WHAT TO PRODUCE | Copy all of the records word for word.

DATA EXTRACT |
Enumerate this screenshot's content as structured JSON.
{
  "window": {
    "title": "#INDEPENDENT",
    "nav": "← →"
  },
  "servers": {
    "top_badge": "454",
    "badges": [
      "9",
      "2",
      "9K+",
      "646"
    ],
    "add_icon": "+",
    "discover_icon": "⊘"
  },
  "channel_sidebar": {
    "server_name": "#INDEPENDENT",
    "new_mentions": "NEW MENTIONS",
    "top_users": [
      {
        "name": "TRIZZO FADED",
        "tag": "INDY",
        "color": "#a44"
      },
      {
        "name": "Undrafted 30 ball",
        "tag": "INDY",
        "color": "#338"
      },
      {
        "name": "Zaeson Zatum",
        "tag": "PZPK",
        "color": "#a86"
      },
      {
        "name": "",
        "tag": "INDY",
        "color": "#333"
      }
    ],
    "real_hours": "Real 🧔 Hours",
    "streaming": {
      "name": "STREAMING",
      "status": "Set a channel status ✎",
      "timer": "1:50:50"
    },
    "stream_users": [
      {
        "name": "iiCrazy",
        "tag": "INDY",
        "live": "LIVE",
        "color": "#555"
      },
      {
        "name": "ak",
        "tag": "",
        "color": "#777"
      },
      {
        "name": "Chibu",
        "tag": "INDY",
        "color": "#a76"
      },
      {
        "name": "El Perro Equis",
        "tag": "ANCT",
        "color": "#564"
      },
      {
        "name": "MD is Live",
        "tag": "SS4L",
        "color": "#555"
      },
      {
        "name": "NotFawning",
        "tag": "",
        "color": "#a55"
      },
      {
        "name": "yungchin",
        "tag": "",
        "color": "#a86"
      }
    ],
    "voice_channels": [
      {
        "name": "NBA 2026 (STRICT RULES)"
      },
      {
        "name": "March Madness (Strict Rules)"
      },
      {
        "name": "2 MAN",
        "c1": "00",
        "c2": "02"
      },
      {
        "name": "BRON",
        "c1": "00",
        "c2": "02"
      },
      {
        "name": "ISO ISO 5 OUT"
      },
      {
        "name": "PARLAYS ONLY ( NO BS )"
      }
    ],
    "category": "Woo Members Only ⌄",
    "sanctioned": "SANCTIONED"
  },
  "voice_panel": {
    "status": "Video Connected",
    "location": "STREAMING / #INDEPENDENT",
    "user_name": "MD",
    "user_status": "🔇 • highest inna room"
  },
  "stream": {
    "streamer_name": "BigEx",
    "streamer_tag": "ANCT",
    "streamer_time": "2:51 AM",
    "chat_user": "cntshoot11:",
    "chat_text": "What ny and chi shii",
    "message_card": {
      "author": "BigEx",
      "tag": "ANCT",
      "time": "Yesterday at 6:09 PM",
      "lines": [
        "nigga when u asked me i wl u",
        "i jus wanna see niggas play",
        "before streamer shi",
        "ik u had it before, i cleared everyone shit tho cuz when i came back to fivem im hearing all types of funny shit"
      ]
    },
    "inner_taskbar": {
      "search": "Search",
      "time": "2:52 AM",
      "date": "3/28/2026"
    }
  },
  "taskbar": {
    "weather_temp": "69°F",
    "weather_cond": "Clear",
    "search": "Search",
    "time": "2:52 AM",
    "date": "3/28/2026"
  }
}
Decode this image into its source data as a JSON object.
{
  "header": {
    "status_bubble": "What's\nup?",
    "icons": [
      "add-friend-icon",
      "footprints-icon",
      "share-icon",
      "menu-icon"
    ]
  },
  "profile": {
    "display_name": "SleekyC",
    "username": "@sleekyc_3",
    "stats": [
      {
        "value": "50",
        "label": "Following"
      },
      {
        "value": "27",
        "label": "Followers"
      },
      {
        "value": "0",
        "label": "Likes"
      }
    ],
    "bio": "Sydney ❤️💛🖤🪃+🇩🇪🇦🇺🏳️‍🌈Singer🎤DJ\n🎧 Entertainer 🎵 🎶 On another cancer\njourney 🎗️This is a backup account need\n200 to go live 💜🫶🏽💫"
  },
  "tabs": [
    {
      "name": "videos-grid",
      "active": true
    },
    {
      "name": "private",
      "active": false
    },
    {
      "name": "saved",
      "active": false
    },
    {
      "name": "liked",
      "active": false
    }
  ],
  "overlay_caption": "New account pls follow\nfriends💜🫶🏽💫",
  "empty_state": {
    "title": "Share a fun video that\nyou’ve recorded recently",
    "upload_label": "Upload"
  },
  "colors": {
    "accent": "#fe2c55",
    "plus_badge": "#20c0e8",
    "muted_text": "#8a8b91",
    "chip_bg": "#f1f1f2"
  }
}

COMPLETED TASK |
Enumerate this screenshot's content as structured JSON.
{
  "window": {
    "title": "#INDEPENDENT",
    "nav": "← →"
  },
  "servers": {
    "top_badge": "454",
    "badges": [
      "9",
      "2",
      "9K+",
      "646"
    ],
    "add_icon": "+",
    "discover_icon": "⊘"
  },
  "channel_sidebar": {
    "server_name": "#INDEPENDENT",
    "new_mentions": "NEW MENTIONS",
    "top_users": [
      {
        "name": "TRIZZO FADED",
        "tag": "INDY",
        "color": "#a44"
      },
      {
        "name": "Undrafted 30 ball",
        "tag": "INDY",
        "color": "#338"
      },
      {
        "name": "Zaeson Zatum",
        "tag": "PZPK",
        "color": "#a86"
      },
      {
        "name": "",
        "tag": "INDY",
        "color": "#333"
      }
    ],
    "real_hours": "Real 🧔 Hours",
    "streaming": {
      "name": "STREAMING",
      "status": "Set a channel status ✎",
      "timer": "1:50:50"
    },
    "stream_users": [
      {
        "name": "iiCrazy",
        "tag": "INDY",
        "live": "LIVE",
        "color": "#555"
      },
      {
        "name": "ak",
        "tag": "",
        "color": "#777"
      },
      {
        "name": "Chibu",
        "tag": "INDY",
        "color": "#a76"
      },
      {
        "name": "El Perro Equis",
        "tag": "ANCT",
        "color": "#564"
      },
      {
        "name": "MD is Live",
        "tag": "SS4L",
        "color": "#555"
      },
      {
        "name": "NotFawning",
        "tag": "",
        "color": "#a55"
      },
      {
        "name": "yungchin",
        "tag": "",
        "color": "#a86"
      }
    ],
    "voice_channels": [
      {
        "name": "NBA 2026 (STRICT RULES)"
      },
      {
        "name": "March Madness (Strict Rules)"
      },
      {
        "name": "2 MAN",
        "c1": "00",
        "c2": "02"
      },
      {
        "name": "BRON",
        "c1": "00",
        "c2": "02"
      },
      {
        "name": "ISO ISO 5 OUT"
      },
      {
        "name": "PARLAYS ONLY ( NO BS )"
      }
    ],
    "category": "Woo Members Only ⌄",
    "sanctioned": "SANCTIONED"
  },
  "voice_panel": {
    "status": "Video Connected",
    "location": "STREAMING / #INDEPENDENT",
    "user_name": "MD",
    "user_status": "🔇 • highest inna room"
  },
  "stream": {
    "streamer_name": "BigEx",
    "streamer_tag": "ANCT",
    "streamer_time": "2:51 AM",
    "chat_user": "cntshoot11:",
    "chat_text": "What ny and chi shii",
    "message_card": {
      "author": "BigEx",
      "tag": "ANCT",
      "time": "Yesterday at 6:09 PM",
      "lines": [
        "nigga when u asked me i wl u",
        "i jus wanna see niggas play",
        "before streamer shi",
        "ik u had it before, i cleared everyone shit tho cuz when i came back to fivem im hearing all types of funny shit"
      ]
    },
    "inner_taskbar": {
      "search": "Search",
      "time": "2:52 AM",
      "date": "3/28/2026"
    }
  },
  "taskbar": {
    "weather_temp": "69°F",
    "weather_cond": "Clear",
    "search": "Search",
    "time": "2:52 AM",
    "date": "3/28/2026"
  }
}
Decode this image into its source data as a JSON object.
{
  "header": {
    "status_bubble": "What's\nup?",
    "icons": [
      "add-friend-icon",
      "footprints-icon",
      "share-icon",
      "menu-icon"
    ]
  },
  "profile": {
    "display_name": "SleekyC",
    "username": "@sleekyc_3",
    "stats": [
      {
        "value": "50",
        "label": "Following"
      },
      {
        "value": "27",
        "label": "Followers"
      },
      {
        "value": "0",
        "label": "Likes"
      }
    ],
    "bio": "Sydney ❤️💛🖤🪃+🇩🇪🇦🇺🏳️‍🌈Singer🎤DJ\n🎧 Entertainer 🎵 🎶 On another cancer\njourney 🎗️This is a backup account need\n200 to go live 💜🫶🏽💫"
  },
  "tabs": [
    {
      "name": "videos-grid",
      "active": true
    },
    {
      "name": "private",
      "active": false
    },
    {
      "name": "saved",
      "active": false
    },
    {
      "name": "liked",
      "active": false
    }
  ],
  "overlay_caption": "New account pls follow\nfriends💜🫶🏽💫",
  "empty_state": {
    "title": "Share a fun video that\nyou’ve recorded recently",
    "upload_label": "Upload"
  },
  "colors": {
    "accent": "#fe2c55",
    "plus_badge": "#20c0e8",
    "muted_text": "#8a8b91",
    "chip_bg": "#f1f1f2"
  }
}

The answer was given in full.